After the breathtaking beauty of “Liminoid,” Baker risks toppling his opus with the sedentary drone of “Lifeforms.” Yet the risk is well worth it, providing the perfect counterpoint to elegance of “Liminoid” while also proving to be its mirror—albeit of the warped, funhouse variety. Where “Liminoid” was poised and polite, “Lifeforms” is a test of patience and will. It maintains the grace of its segmented lead-in but the restraint of “Liminoid” is replaced with rambunctiousness. “Lifeforms” isn’t abrasive but a piece built on dissonance and misplacement. Its parts, unlike “Liminoid,” are those of worn jigsaw puzzles; connections don’t fit as they should, the tabs are frayed beyond recognition, and there are holes from missing pieces. In this there is a majesty that admirers of “The Ugly Duckling” (and its ilk) will appreciate. “Lifeforms,” when held against “Liminoid,” will seem the tremorring visage; but as a mirror and a companion, it divulges the secrets of success found within “Liminoid,” while annihilating the measuring stick of beauty used for far too long.

The labeling of Liminoid/Lifeforms as a high form of art may be a bit of hyperbole but within Aidan Baker’s classical excursion, there are far too many gems of old and new to call it anything else. Over the course of one hour, Baker builds a sturdy bridge over a crevice that once relied on the likes of John Cage and Terry Riley as its architects. Old world beauty and futuristic tones can work as one, creating music that is as challenging as it is universal.



The Eye: Video of the Day


YouTube Video

read more >>>

Review of the Day

Chicago Underground Trio, "Slon"
Thrill Jockey
The Chicago Underground (whose members vary in number on their various releases) uses the malleable forms of jazz and electronic music to explore sounds and thoughts that could only be captured in the vistas of these boundless styles. Slon is an experiment in forms and styles, exploring the brassy expressionism of both genres to deliver a stirring display of meaning and intent through their inspired tones.
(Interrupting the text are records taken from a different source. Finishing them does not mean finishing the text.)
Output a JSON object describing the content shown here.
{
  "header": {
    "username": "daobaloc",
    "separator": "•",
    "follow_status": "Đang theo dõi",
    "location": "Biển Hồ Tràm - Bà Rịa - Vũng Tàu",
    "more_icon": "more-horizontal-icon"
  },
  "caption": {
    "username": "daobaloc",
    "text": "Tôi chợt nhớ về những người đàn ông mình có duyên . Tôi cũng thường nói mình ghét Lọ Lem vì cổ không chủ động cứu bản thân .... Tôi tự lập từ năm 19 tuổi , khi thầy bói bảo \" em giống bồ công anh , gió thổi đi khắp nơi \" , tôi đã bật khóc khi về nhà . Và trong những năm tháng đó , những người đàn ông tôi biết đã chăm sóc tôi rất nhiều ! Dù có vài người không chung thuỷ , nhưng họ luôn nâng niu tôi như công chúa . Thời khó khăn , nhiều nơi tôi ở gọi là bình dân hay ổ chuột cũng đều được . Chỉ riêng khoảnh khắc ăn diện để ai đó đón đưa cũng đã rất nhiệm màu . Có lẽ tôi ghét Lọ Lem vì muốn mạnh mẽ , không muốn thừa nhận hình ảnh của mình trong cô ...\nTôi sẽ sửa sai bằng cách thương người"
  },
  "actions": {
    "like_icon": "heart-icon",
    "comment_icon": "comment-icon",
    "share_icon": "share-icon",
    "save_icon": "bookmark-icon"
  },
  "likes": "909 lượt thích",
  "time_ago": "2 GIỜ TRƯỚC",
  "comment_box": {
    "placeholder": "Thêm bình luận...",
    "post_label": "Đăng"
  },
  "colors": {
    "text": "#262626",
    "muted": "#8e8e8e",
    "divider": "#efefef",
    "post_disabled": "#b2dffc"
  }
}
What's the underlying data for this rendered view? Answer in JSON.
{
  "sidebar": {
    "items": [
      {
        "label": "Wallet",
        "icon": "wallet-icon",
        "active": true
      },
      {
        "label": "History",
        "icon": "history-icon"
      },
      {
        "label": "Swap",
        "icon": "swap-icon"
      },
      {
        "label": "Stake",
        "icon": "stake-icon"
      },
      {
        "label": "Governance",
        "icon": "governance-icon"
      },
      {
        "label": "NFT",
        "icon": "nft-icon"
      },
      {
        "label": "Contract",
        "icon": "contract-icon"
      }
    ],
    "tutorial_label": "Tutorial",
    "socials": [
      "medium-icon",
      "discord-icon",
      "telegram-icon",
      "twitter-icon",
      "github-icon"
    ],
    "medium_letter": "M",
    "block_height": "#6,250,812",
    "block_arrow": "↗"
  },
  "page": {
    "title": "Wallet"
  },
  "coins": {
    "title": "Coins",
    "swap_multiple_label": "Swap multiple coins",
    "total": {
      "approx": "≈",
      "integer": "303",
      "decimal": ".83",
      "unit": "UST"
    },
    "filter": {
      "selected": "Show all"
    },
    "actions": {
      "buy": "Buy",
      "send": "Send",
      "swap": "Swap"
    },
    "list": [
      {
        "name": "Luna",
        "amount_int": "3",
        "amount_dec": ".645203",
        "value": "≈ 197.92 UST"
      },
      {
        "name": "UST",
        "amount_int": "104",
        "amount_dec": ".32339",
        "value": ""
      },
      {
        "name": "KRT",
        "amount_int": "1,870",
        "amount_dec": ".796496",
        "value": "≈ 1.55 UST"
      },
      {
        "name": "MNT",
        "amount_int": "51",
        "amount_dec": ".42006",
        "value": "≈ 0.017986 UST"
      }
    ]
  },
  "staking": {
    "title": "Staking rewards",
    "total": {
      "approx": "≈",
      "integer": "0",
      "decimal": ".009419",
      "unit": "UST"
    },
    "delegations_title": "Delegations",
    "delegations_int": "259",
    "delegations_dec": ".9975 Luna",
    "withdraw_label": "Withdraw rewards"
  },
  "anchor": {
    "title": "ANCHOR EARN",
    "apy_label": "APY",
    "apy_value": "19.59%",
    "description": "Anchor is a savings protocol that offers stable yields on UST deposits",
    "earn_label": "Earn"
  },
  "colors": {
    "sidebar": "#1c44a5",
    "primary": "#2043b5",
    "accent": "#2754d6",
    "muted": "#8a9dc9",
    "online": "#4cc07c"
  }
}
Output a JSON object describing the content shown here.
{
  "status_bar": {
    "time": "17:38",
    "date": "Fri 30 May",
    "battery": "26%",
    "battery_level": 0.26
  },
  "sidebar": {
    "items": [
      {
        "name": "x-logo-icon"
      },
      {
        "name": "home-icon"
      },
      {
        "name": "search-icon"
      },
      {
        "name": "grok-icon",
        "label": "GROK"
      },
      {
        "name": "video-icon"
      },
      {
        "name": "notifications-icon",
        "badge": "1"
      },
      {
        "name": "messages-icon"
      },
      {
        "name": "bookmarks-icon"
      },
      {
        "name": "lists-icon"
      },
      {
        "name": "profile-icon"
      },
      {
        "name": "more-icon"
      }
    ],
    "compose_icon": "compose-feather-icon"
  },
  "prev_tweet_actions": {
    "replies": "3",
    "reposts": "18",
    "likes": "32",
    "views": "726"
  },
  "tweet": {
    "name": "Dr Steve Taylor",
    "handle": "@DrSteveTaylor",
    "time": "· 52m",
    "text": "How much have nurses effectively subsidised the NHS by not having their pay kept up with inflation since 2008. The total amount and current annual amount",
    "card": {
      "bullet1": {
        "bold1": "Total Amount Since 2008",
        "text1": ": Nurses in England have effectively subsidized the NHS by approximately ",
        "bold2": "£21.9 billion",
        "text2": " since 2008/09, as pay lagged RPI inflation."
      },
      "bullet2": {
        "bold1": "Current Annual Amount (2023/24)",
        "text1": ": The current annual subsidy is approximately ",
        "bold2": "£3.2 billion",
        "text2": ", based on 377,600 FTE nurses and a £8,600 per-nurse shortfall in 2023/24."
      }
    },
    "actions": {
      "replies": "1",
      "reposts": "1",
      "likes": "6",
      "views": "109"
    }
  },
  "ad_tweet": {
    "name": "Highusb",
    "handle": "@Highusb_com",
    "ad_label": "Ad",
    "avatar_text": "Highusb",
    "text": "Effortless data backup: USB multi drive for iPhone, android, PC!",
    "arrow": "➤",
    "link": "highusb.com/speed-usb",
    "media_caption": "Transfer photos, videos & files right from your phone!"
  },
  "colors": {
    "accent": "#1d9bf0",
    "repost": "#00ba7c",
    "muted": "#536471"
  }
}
The opening squalls of "Protest" are immediate, like a fist raised in the air, standing out with a direct intensity that breaks out of the din of high hats and ride cymbals that pepper the air. As the track progresses, the melody and rhythm begin to double back on themselves through overdubs, slightly out of phase but still in concert with one another, building and moving along the same path. The tension created by these overlays increases the urgency as the trio begins to sound like a throng of voices all searching for the same step. "Zagreb" begins with a low rustling of machinery in the distance, or warm air rushing through a subway tunnel, before a slinky bass line and moody cornet overtake the scene, like steam rising off a rain slicked city street. Mazurek's horn playing is intensely sultry, an alluring hook into the dusky rhythm work of bassist Noel Kupersmith and drummer Chad Taylor. The album's title track blends an ethereal, disembodied horn with a clattering of aggressive blips of electronica, transporting the initial impulses that would typically emerge from the end of a horn or drum stick deep through a processor. The percussive, pixilated energy highlights that while the medium may grant artists a wider selection of ways to express themselves, it is still up to the artist to find those words. "Slon," along with the sparse ambience of "Kite" demonstrate that the Chicago Underground is quite adept at pulling the pieces together, whatever language they are speaking. The abstractions only intensify on "Palermo," which assembles the slow attack and fast falloff of reversed cymbal hits with a drippy beat and slippery progression. The track was seemingly assembled in the style of musique concrete, by tape cutter Bill Skibbe, furthering the ensemble's post-bop aesthetic and dedication to utilizing creative methods of presenting their sound. Though the acoustic and electric portions of Slon only intersect briefly, the way in which the Chicago Underground Trio employs them makes for a distinctly impressive piece.


read more >>>

Login Form


Donate towards our web hosting bill!
		at the iTunes store